By JoAnne Cook
Indigenous Peoples’ Day (October 14 this year) has become a day of recognition to the Anishinaabek and has replaced Columbus Day in some communities. This recognition comes because we are the first people of this earth.
Although many believe Columbus discovered this land, there were many visitors to this land before him. After his arrival, life changed for the Anishinaabek. Even so, the first people were able to hold onto language, culture, and tradition. This is attributed to the seven generations before and to the resiliency and strength of the Anishinaabek.
Anishinaabek had thrived and lived our way of life for thousands of years. Many generations carried on this way of life and the stories that accompanied the teachings. One of those is respect. It comes in many forms and is expressed by everyone. You see it expressed through actions, words, and in our thoughts as we consider the choices we make in our life.
Respect is one of the most important teachings and must be understood in order to give and receive it. All cultures teach this, and Anishinaabek are no different. Our way of life taught us to respect all that is upon the earth: plants, animals, land, and the water. We do this to ensure that we have what we need and to think of the next seven generations.
Water is vital to our existence; it provides nourishment to human beings, plants, and animals. It is the lifeblood of Mother Earth. For those in the Great Lakes region, we are blessed to be able to live by the largest fresh water lakes in the world. How can we show our respect to the water knowing what we do?
We know the Great Lakes have many uses, like recreational uses of swimming, fishing, and boating, and the economical uses that include shipping freighters and commercial fishing. So how is it that we come to understand the importance of water and respect that it’s a natural gift to all people? How do we respect water in its natural state?
There are many people today who are standing up and speaking on behalf of water. It doesn’t matter where they come from or who they are, but what matters is they are reminding everyone to respect the water and to ensure she is here for many generations to come.
The Anishinaabek are grateful to the many people and organizations like FLOW who are providing education to the politicians, residents, community organizations, and businesses regarding water. It will take everyone to come together to discuss, learn, and share their knowledge about our Great Lakes. Each one of us has an important role in this effort.

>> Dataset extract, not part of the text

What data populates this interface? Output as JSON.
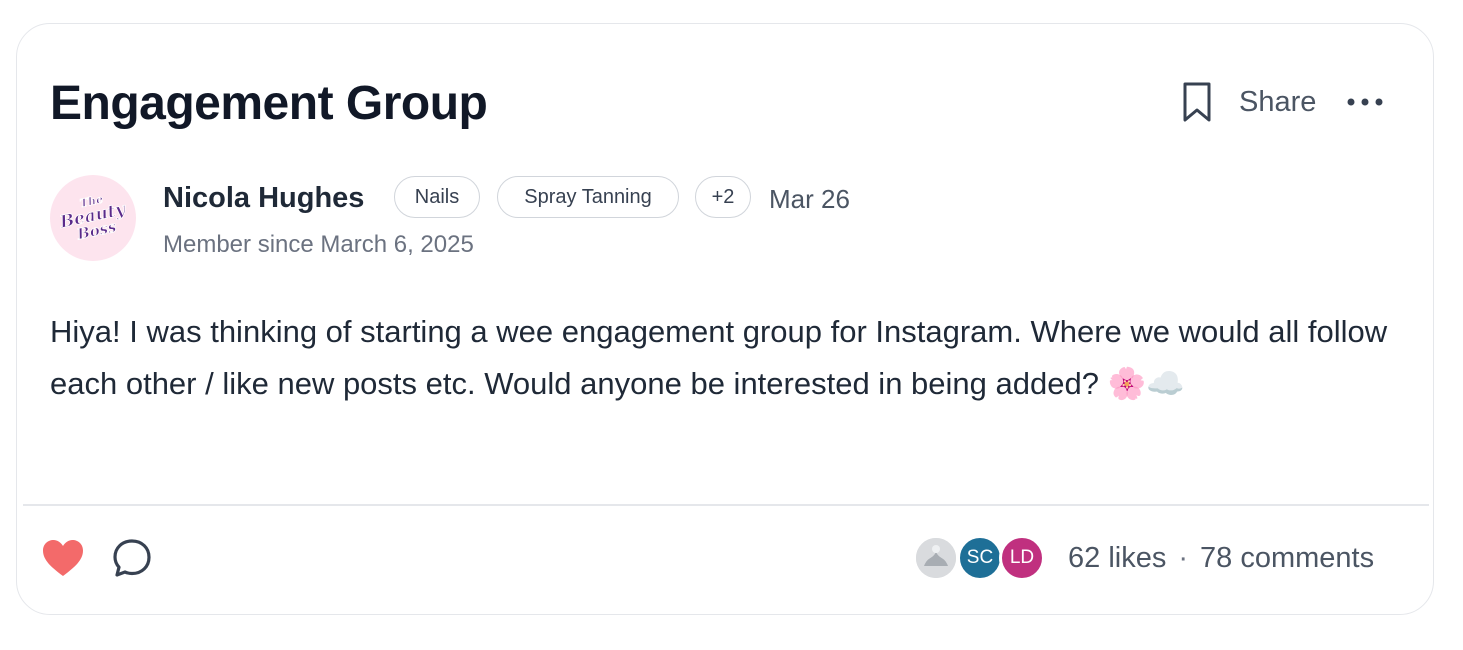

JoAnne Cook is vice chair of FLOW’s Board of Directors and a member of the Grand Traverse Band of Ottawa and Chippewa Indians. She is from Peshawbestown, Michigan.